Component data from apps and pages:
++++++++++++++++++++

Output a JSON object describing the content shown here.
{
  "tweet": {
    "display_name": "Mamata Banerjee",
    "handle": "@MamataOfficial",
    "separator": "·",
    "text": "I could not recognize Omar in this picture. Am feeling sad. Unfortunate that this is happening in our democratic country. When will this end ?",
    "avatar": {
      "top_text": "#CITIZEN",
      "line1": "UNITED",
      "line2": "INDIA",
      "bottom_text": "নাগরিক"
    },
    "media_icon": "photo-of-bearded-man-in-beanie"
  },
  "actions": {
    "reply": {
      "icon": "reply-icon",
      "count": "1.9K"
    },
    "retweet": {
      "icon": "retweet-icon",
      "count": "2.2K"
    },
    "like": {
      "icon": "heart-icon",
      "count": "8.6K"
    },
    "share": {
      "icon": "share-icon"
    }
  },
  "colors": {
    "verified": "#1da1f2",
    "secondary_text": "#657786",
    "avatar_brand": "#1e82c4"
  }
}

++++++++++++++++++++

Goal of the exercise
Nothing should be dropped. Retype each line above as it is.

Answer
Output a JSON object describing the content shown here.
{
  "tweet": {
    "display_name": "Mamata Banerjee",
    "handle": "@MamataOfficial",
    "separator": "·",
    "text": "I could not recognize Omar in this picture. Am feeling sad. Unfortunate that this is happening in our democratic country. When will this end ?",
    "avatar": {
      "top_text": "#CITIZEN",
      "line1": "UNITED",
      "line2": "INDIA",
      "bottom_text": "নাগরিক"
    },
    "media_icon": "photo-of-bearded-man-in-beanie"
  },
  "actions": {
    "reply": {
      "icon": "reply-icon",
      "count": "1.9K"
    },
    "retweet": {
      "icon": "retweet-icon",
      "count": "2.2K"
    },
    "like": {
      "icon": "heart-icon",
      "count": "8.6K"
    },
    "share": {
      "icon": "share-icon"
    }
  },
  "colors": {
    "verified": "#1da1f2",
    "secondary_text": "#657786",
    "avatar_brand": "#1e82c4"
  }
}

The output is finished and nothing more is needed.